▶ **To do**:
List, from the lines below, each one with "JSON" in it.

=== Section Start ===

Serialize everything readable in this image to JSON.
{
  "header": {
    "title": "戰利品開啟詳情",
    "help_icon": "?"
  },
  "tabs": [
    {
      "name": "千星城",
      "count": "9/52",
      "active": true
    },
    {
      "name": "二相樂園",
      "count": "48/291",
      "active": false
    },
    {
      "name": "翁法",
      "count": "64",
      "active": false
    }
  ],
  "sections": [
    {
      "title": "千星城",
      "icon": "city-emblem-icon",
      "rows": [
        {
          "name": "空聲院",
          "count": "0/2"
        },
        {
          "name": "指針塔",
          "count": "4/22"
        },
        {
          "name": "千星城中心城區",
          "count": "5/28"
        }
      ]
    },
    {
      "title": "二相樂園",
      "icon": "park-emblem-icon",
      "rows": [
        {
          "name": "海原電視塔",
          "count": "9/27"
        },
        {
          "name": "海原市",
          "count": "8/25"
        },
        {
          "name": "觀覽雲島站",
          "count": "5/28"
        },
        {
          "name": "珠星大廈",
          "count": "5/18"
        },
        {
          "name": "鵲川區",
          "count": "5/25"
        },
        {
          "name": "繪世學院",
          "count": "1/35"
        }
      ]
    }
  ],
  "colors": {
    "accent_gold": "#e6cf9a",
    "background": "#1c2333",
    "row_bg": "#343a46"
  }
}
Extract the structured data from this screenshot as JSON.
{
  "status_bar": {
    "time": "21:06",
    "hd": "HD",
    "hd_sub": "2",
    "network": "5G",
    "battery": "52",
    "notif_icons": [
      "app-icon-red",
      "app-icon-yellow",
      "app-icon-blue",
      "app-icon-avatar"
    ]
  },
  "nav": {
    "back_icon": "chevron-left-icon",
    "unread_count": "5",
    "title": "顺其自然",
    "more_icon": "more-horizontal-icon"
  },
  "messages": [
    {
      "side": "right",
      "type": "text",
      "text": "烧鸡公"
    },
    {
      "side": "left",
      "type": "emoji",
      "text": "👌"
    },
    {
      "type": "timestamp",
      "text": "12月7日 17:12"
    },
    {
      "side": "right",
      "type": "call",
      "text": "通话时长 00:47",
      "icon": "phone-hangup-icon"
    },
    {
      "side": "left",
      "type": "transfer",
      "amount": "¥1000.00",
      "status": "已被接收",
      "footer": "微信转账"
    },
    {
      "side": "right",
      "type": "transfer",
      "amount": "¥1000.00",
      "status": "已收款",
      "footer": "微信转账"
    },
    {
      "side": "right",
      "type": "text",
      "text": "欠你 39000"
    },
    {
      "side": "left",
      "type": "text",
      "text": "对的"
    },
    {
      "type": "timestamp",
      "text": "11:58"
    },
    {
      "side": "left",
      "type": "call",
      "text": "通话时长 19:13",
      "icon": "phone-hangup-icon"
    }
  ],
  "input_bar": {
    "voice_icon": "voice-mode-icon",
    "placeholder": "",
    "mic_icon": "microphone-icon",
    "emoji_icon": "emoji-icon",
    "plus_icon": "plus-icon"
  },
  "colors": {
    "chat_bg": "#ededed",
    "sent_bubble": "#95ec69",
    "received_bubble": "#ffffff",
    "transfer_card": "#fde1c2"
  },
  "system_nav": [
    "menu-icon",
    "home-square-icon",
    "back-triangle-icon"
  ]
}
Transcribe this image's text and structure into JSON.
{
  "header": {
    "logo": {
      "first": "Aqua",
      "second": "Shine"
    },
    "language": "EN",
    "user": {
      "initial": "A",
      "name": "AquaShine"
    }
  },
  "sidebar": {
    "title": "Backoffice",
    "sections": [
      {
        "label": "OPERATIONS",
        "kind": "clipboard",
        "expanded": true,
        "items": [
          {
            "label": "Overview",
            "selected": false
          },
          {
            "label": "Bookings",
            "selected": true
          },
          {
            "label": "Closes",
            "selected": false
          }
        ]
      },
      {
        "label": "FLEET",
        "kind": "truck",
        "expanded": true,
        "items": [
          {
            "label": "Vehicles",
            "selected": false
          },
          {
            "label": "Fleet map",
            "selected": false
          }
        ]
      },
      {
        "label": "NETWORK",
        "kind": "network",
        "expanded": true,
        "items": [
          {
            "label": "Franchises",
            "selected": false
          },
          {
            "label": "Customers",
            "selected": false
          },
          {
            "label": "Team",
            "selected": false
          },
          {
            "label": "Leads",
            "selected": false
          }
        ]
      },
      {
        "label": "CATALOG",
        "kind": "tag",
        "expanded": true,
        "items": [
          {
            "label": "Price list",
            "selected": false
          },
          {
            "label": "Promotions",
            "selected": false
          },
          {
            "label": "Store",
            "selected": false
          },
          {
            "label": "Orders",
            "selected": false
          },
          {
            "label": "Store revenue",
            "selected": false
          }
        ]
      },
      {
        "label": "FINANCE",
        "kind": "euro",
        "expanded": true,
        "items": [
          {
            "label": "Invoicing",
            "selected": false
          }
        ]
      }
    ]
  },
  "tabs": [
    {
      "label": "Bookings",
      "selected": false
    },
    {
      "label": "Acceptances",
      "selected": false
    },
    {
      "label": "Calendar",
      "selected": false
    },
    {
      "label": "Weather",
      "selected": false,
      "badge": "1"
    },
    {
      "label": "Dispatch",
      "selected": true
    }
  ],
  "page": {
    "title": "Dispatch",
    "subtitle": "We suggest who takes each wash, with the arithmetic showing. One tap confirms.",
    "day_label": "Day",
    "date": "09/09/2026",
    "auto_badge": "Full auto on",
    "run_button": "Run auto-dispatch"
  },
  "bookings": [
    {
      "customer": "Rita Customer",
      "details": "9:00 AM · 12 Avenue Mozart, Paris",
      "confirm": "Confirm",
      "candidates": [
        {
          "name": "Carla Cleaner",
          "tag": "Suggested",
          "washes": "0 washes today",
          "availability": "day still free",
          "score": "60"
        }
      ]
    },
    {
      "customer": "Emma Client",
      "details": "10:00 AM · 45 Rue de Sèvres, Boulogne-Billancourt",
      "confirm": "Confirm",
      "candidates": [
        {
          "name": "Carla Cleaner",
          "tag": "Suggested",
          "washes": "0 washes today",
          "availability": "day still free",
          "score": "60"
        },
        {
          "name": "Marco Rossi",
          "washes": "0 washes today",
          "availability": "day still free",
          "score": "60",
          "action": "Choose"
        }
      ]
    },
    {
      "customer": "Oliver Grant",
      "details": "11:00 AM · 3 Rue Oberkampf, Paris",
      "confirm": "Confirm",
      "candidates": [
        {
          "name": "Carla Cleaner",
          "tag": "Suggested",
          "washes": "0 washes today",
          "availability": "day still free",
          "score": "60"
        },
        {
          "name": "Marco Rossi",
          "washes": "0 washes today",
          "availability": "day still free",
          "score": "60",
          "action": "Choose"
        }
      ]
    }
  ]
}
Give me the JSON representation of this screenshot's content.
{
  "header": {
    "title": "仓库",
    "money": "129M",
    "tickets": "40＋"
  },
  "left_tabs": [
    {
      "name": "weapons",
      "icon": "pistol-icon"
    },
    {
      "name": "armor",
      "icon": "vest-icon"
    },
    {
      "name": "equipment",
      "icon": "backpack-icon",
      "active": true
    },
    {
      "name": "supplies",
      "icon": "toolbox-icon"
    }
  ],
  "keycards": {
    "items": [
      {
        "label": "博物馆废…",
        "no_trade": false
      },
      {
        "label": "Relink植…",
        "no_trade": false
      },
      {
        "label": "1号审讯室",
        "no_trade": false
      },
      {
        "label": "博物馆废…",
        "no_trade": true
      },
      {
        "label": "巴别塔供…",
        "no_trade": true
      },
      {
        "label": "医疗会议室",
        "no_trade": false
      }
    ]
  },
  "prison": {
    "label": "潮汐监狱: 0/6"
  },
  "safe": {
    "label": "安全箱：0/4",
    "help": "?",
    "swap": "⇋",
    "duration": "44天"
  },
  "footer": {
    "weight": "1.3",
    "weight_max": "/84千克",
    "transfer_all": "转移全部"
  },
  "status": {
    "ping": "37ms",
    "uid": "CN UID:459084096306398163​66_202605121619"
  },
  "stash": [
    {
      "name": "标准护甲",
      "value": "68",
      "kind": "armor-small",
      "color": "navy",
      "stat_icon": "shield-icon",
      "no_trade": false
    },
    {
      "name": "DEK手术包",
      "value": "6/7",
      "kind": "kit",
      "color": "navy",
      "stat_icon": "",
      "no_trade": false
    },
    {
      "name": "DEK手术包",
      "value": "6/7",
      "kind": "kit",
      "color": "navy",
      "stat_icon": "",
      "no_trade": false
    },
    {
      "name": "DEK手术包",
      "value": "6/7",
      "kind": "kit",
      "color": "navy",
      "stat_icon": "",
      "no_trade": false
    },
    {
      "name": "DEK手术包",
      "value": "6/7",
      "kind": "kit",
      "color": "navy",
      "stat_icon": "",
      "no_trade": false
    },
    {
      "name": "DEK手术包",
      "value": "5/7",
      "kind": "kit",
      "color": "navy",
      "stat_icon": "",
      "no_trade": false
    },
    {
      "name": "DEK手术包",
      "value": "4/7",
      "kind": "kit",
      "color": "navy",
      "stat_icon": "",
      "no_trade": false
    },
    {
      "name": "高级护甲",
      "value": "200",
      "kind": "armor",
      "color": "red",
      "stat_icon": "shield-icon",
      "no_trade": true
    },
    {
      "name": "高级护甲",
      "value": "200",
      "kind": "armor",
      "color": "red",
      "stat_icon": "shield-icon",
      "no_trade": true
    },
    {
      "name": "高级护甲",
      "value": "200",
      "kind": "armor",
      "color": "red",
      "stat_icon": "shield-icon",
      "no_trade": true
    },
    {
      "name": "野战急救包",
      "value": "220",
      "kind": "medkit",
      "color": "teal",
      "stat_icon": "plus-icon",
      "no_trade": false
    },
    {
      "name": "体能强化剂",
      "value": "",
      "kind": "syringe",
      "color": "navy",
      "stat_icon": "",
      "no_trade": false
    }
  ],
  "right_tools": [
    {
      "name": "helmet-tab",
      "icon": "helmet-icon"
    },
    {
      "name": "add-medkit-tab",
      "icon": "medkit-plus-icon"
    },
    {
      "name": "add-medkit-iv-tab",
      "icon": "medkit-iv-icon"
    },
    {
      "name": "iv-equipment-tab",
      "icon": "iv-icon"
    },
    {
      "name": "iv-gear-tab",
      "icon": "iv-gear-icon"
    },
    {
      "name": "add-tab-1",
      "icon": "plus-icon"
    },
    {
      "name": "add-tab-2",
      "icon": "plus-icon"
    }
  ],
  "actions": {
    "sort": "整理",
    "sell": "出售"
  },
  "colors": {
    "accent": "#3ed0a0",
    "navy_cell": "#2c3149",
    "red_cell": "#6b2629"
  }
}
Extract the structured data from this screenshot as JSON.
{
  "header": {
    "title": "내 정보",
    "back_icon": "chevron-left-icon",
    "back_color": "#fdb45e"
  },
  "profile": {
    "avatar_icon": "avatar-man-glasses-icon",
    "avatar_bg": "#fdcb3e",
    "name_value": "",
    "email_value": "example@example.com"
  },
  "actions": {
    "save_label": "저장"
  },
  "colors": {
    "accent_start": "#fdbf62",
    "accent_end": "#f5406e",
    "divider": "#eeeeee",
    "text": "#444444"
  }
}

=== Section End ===

▶ **Output of the task**:
Serialize everything readable in this image to JSON.
Extract the structured data from this screenshot as JSON.
Transcribe this image's text and structure into JSON.
Give me the JSON representation of this screenshot's content.
Extract the structured data from this screenshot as JSON.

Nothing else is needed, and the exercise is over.